The Error property should provide an error message indicating what is wrong with this object.  In this example, we just return null (or nothing in VB). In the Item property, we implement the logic to check the value for the specific column and return validation error message. See the code snippet below for the validation logic.

C#

public class User : System.ComponentModel.IDataErrorInfo

{

    private static string EmailPattern = @"^([\w-\.]+)@((\[[0-9]{1,3}\.[0-9]{1,3}\.[0-9]{1,3}\.)|(([\w-]+\.)+))([a-zA-Z]{2,4}|[0-9]{1,3})(\]?)$";

    public string UserName

    {

        get;

        set;

    }

    public string Email

    {

        get;

        set;

    }

    public string Error

    {

        get { return null; }

    }

    public string this[string columnName]

    {

        get

        {                                               

            Debug.Assert(columnName != null, "columnName should not be null");

            if (columnName.Equals("Email", StringComparison.Ordinal))

            {

                if (String.IsNullOrWhiteSpace(this.Email))

                {

                    return "Email address should not be empty.";

                }

                if (!Regex.IsMatch(this.Email.Trim(), EmailPattern, RegexOptions.IgnoreCase))

                {

                    return "Invalid email address format.";

                }

            }

            return null;

        }

    }

}

VB

Public Class User

    Implements System.ComponentModel.IDataErrorInfo

    Private Shared EmailPattern As String = "^([\w-\.]+)@((\[[0-9]{1,3}\.[0-9]{1,3}\.[0-9]{1,3}\.)|(([\w-]+\.)+))([a-zA-Z]{2,4}|[0-9]{1,3})(\]?)$"

 

    Private _UserName As String

    Public Property UserName() As String

        Get

            Return _UserName

        End Get

        Set(ByVal value As String)

            _UserName = value

        End Set

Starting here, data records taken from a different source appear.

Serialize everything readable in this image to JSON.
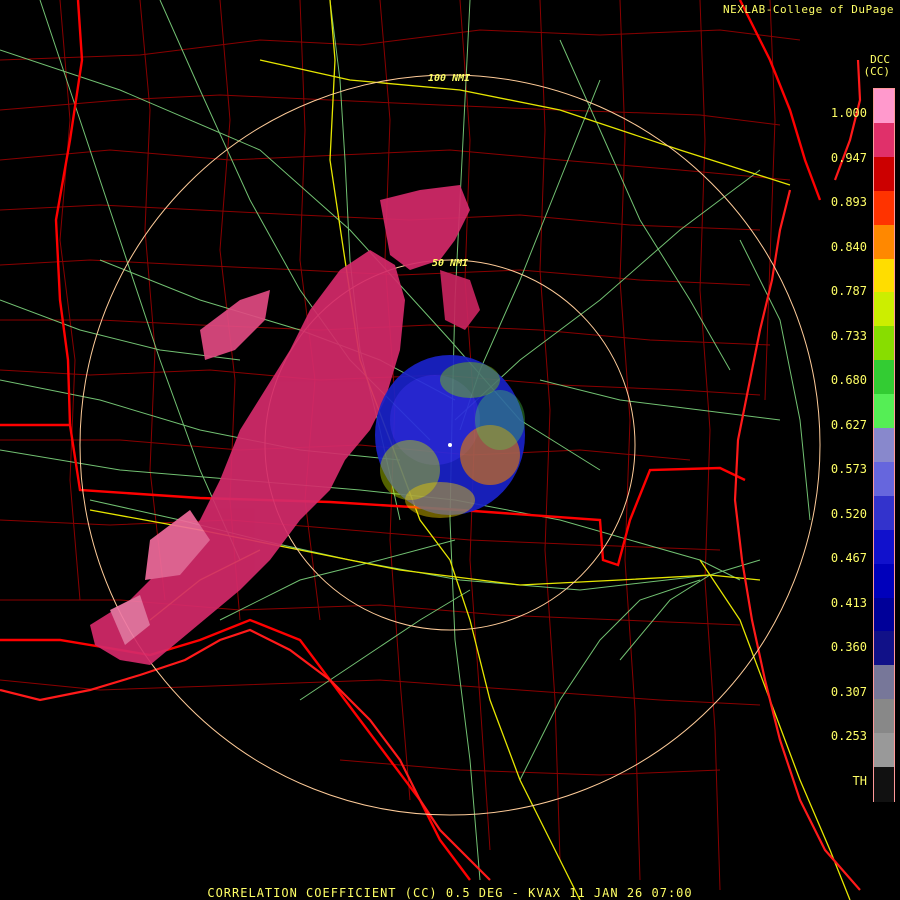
{
  "header": {
    "credit": "NEXLAB-College of DuPage",
    "product_code_line1": "DCC",
    "product_code_line2": "(CC)"
  },
  "footer": {
    "title": "CORRELATION COEFFICIENT (CC) 0.5 DEG - KVAX 11 JAN 26 07:00"
  },
  "range_rings": {
    "inner_label": "50 NMI",
    "outer_label": "100 NMI"
  },
  "legend": {
    "ticks": [
      "1.000",
      "0.947",
      "0.893",
      "0.840",
      "0.787",
      "0.733",
      "0.680",
      "0.627",
      "0.573",
      "0.520",
      "0.467",
      "0.413",
      "0.360",
      "0.307",
      "0.253",
      "TH"
    ],
    "colors": [
      "#ff99cc",
      "#e0306a",
      "#cc0000",
      "#ff3300",
      "#ff8800",
      "#ffdd00",
      "#ccee00",
      "#88dd00",
      "#33cc33",
      "#55ee55",
      "#8888cc",
      "#6666dd",
      "#3333cc",
      "#1111cc",
      "#0000bb",
      "#000099",
      "#111188",
      "#777799",
      "#888888",
      "#999999",
      "#111111"
    ],
    "border_color": "#ff9999"
  },
  "colors": {
    "state_border": "#ff0000",
    "county_line": "#990000",
    "highway": "#ffff00",
    "roads": "#88dd88",
    "range_ring": "#ffcc99",
    "text": "#ffff66",
    "background": "#000000"
  }
}
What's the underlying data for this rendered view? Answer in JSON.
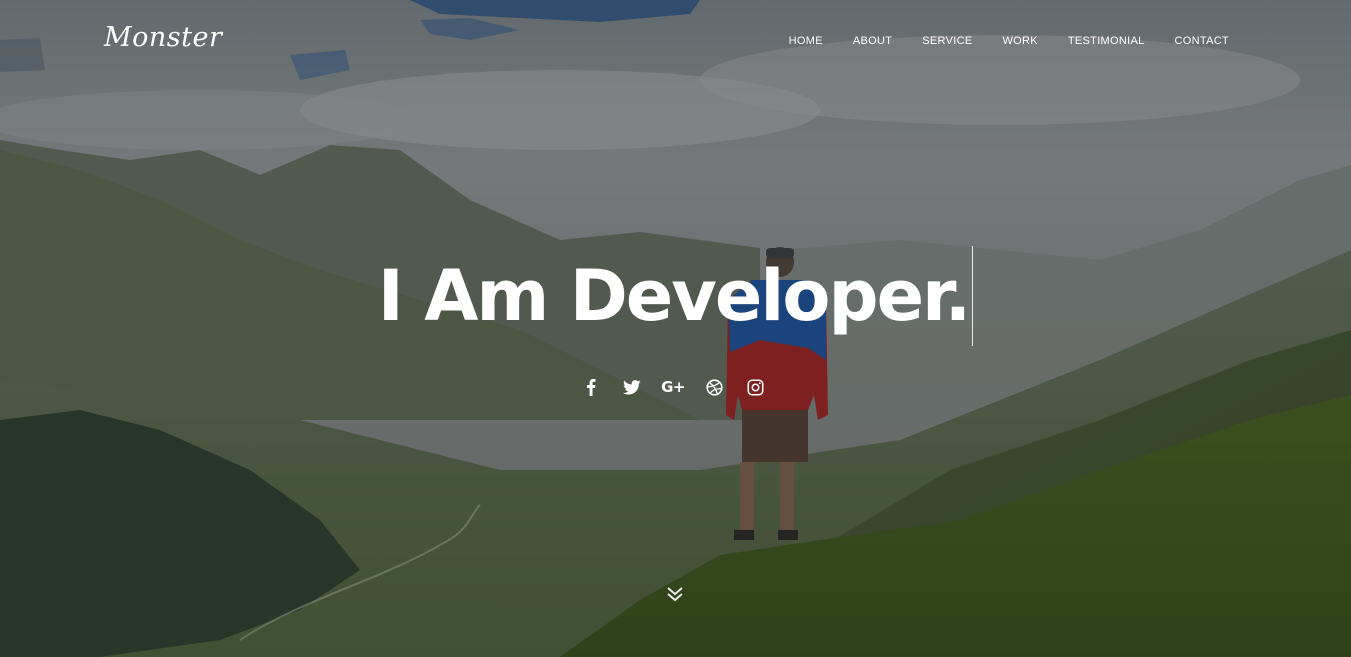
{
  "site": {
    "logo": "Monster"
  },
  "nav": {
    "items": [
      {
        "label": "HOME"
      },
      {
        "label": "ABOUT"
      },
      {
        "label": "SERVICE"
      },
      {
        "label": "WORK"
      },
      {
        "label": "TESTIMONIAL"
      },
      {
        "label": "CONTACT"
      }
    ]
  },
  "hero": {
    "headline": "I Am Developer."
  },
  "social": {
    "icons": [
      "facebook-icon",
      "twitter-icon",
      "google-plus-icon",
      "dribbble-icon",
      "instagram-icon"
    ],
    "google_plus_glyph": "G+"
  },
  "scroll": {
    "icon": "double-chevron-down-icon"
  },
  "colors": {
    "text": "#ffffff",
    "overlay": "#1e1e1e"
  }
}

    End Property

 

    Private _Email As String

    Public Property Email() As String

        Get

            Return _Email

        End Get

        Set(ByVal value As String)

            _Email = value

        End Set

    End Property

 

    Public ReadOnly Property [Error]() As String

        Get

            Return Nothing

        End Get

    End Property

 

    Default Public ReadOnly Property Item(ByVal columnName As String) As String

        Get

            Debug.Assert(columnName IsNot Nothing, "columnName should not be null")

            If columnName.Equals("Email", StringComparison.Ordinal) Then

                If [String].IsNullOrWhiteSpace(Me.Email) Then

                    Return "Email address should not be empty."

                End If

                If Not Regex.IsMatch(Me.Email.Trim(), EmailPattern, RegexOptions.IgnoreCase) Then

                    Return "Invalid email address format."

                End If

            End If

            Return Nothing

        End Get

    End Property

End Class

 

In the Xaml, set the ValidatesOnErrors property to true instead of the ValidationOnExceptions.

<TextBox Grid.Column="1" Grid.Row="1" Height="23" HorizontalAlignment="Left" Margin="3" Name="emailTextBox" Text="{Binding Path=Email, Mode=TwoWay, ValidatesOnDataErrors=true, NotifyOnValidationError=true}" VerticalAlignment="Center" Width="120" />

Hit F5 to run the application. You will see the similar behavior:

image

image

 

Conclusion

Silverlight provides many different ways to do data validation, which is really handy when building business applications. With the power of Silverlight styles and control templates, we can go further to customize the way to display visual cues to the user.

Enjoy!